I will never forget thy graces and favors you obtain for me, and I will do my utmost to spread devotion to you.  Amen.

St. Jude, pray for us and all who honor you and invoke your aid.

Pray three Our Father‘s, three Hail Mary’s, and three Glory be’s.


National Shrine of St. Jude – Our Lady of Guadalupe Church – Chicago


Links of interest…  Claretian: history / impact bloginitiativeorder / senior housing…  National Shrine of St. Jude: about / directions / home / novena schedule / prayers & eletters (free) / remembrance & healing / shrine / slideshow…  Prayers: devotions / litany / novena (more) / site

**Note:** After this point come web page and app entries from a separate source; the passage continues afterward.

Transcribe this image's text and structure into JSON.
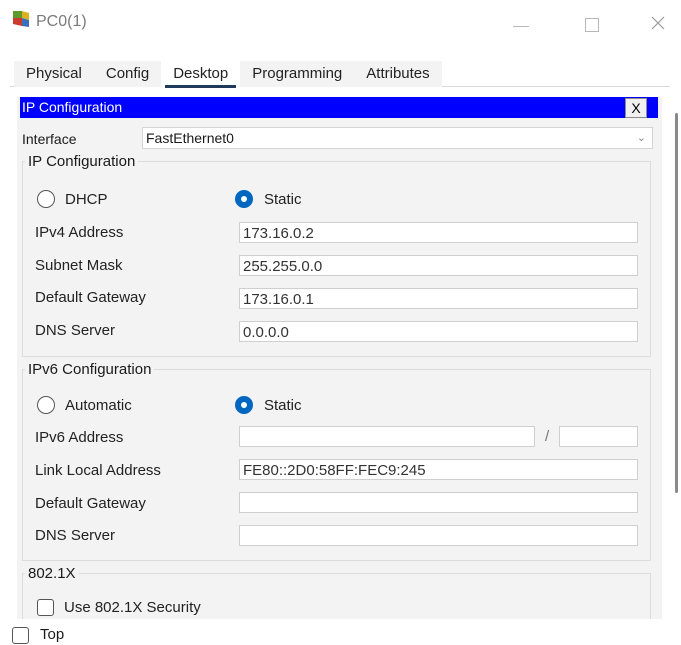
{
  "window": {
    "title": "PC0(1)",
    "icon": "packet-tracer-pc-icon"
  },
  "tabs": [
    {
      "label": "Physical"
    },
    {
      "label": "Config"
    },
    {
      "label": "Desktop",
      "active": true
    },
    {
      "label": "Programming"
    },
    {
      "label": "Attributes"
    }
  ],
  "panel": {
    "title": "IP Configuration",
    "close_label": "X",
    "interface_label": "Interface",
    "interface_value": "FastEthernet0"
  },
  "ipv4": {
    "group_title": "IP Configuration",
    "dhcp_label": "DHCP",
    "static_label": "Static",
    "mode": "Static",
    "address_label": "IPv4 Address",
    "address_value": "173.16.0.2",
    "mask_label": "Subnet Mask",
    "mask_value": "255.255.0.0",
    "gateway_label": "Default Gateway",
    "gateway_value": "173.16.0.1",
    "dns_label": "DNS Server",
    "dns_value": "0.0.0.0"
  },
  "ipv6": {
    "group_title": "IPv6 Configuration",
    "auto_label": "Automatic",
    "static_label": "Static",
    "mode": "Static",
    "address_label": "IPv6 Address",
    "address_value": "",
    "prefix_sep": "/",
    "prefix_value": "",
    "link_local_label": "Link Local Address",
    "link_local_value": "FE80::2D0:58FF:FEC9:245",
    "gateway_label": "Default Gateway",
    "gateway_value": "",
    "dns_label": "DNS Server",
    "dns_value": ""
  },
  "dot1x": {
    "group_title": "802.1X",
    "use_label": "Use 802.1X Security",
    "checked": false
  },
  "footer": {
    "top_label": "Top",
    "checked": false
  },
  "colors": {
    "header_bg": "#0000ff",
    "radio_selected": "#0067c0",
    "tab_underline": "#1f3a5a"
  }
}
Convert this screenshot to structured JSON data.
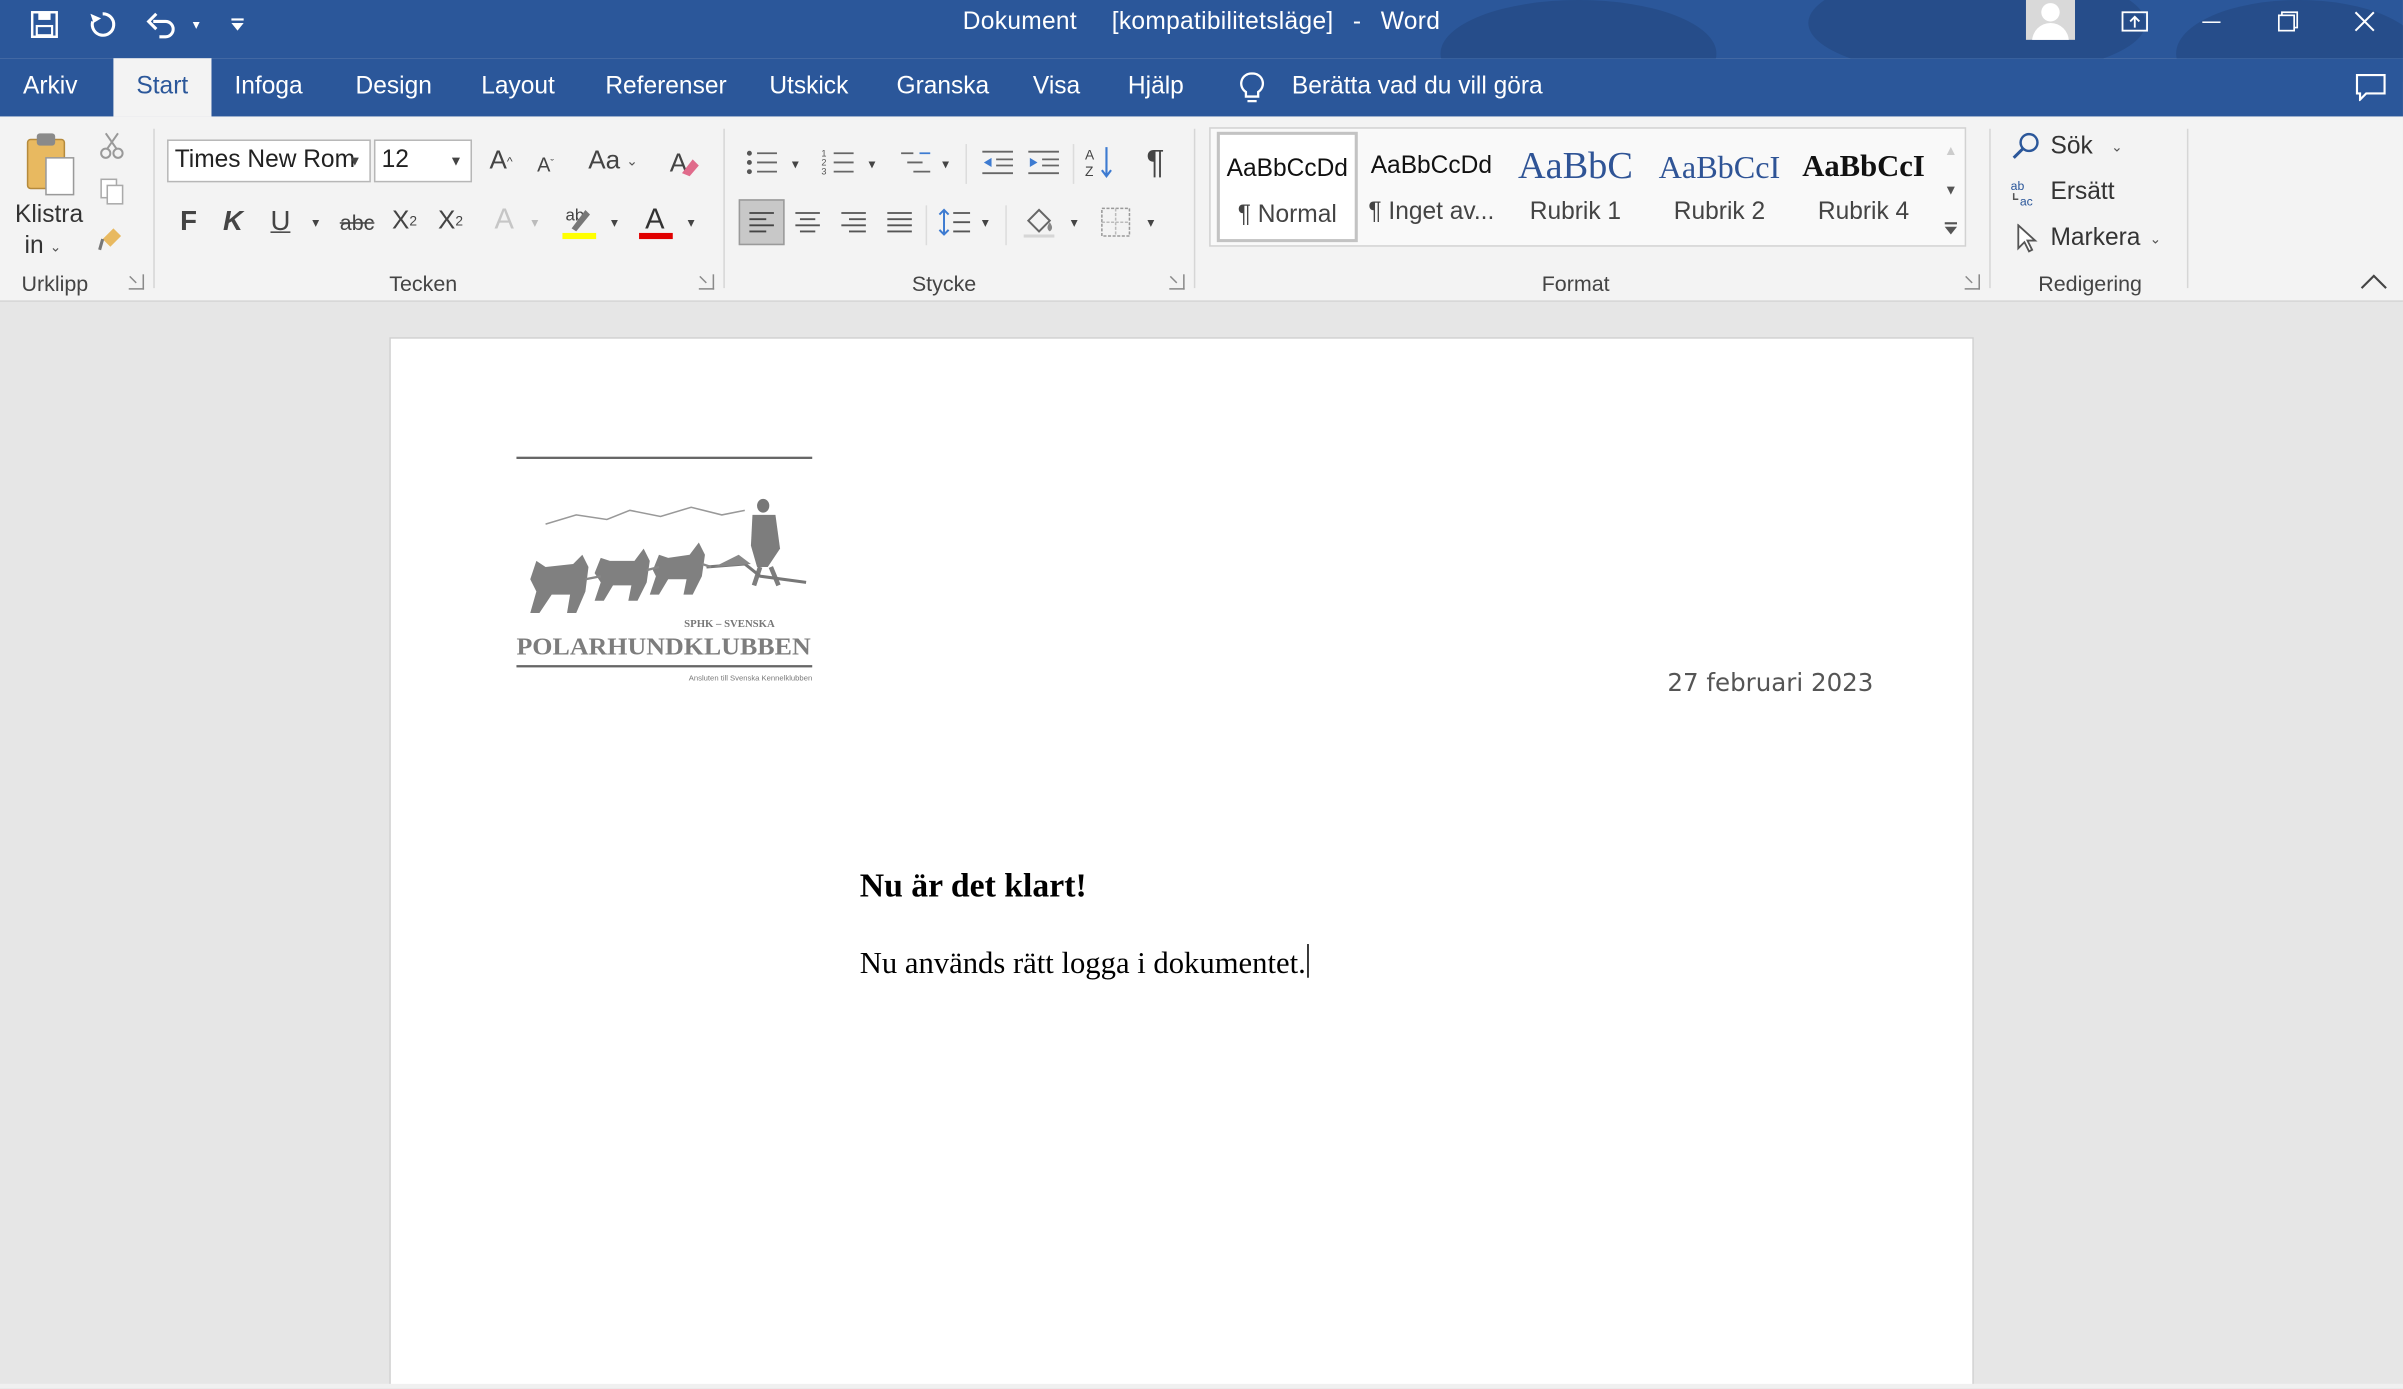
{
  "window": {
    "title": "Dokument",
    "mode": "[kompatibilitetsläge]",
    "separator": "-",
    "app": "Word",
    "accent_color": "#2b579a"
  },
  "quick_access": {
    "icons": [
      "save-icon",
      "autosave-refresh-icon",
      "undo-icon",
      "customize-qat-icon"
    ]
  },
  "tabs": [
    {
      "label": "Arkiv"
    },
    {
      "label": "Start"
    },
    {
      "label": "Infoga"
    },
    {
      "label": "Design"
    },
    {
      "label": "Layout"
    },
    {
      "label": "Referenser"
    },
    {
      "label": "Utskick"
    },
    {
      "label": "Granska"
    },
    {
      "label": "Visa"
    },
    {
      "label": "Hjälp"
    }
  ],
  "tell_me": {
    "label": "Berätta vad du vill göra"
  },
  "ribbon": {
    "clipboard": {
      "paste_label_line1": "Klistra",
      "paste_label_line2": "in",
      "group": "Urklipp"
    },
    "font": {
      "family": "Times New Rom",
      "size": "12",
      "case_label": "Aa",
      "bold": "F",
      "italic": "K",
      "underline": "U",
      "strike": "abc",
      "group": "Tecken",
      "highlight_color": "#ffff00",
      "font_color": "#e00000"
    },
    "paragraph": {
      "group": "Stycke"
    },
    "styles": {
      "group": "Format",
      "items": [
        {
          "preview": "AaBbCcDd",
          "name": "¶ Normal"
        },
        {
          "preview": "AaBbCcDd",
          "name": "¶ Inget av..."
        },
        {
          "preview": "AaBbC",
          "name": "Rubrik 1"
        },
        {
          "preview": "AaBbCcI",
          "name": "Rubrik 2"
        },
        {
          "preview": "AaBbCcI",
          "name": "Rubrik 4"
        }
      ]
    },
    "editing": {
      "find": "Sök",
      "replace": "Ersätt",
      "select": "Markera",
      "group": "Redigering"
    }
  },
  "document": {
    "logo": {
      "line1": "SPHK – SVENSKA",
      "line2": "POLARHUNDKLUBBEN",
      "line3": "Ansluten till Svenska Kennelklubben"
    },
    "date": "27 februari 2023",
    "heading": "Nu är det klart!",
    "body": "Nu används rätt logga i dokumentet."
  }
}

WP posts…  Forever grateful…  October novena…  Prayer power…  Revisiting St. Simon…  St. Anthony Claret…  St. Jude novena…  St. Jude shrine (Corpus Christi, TX)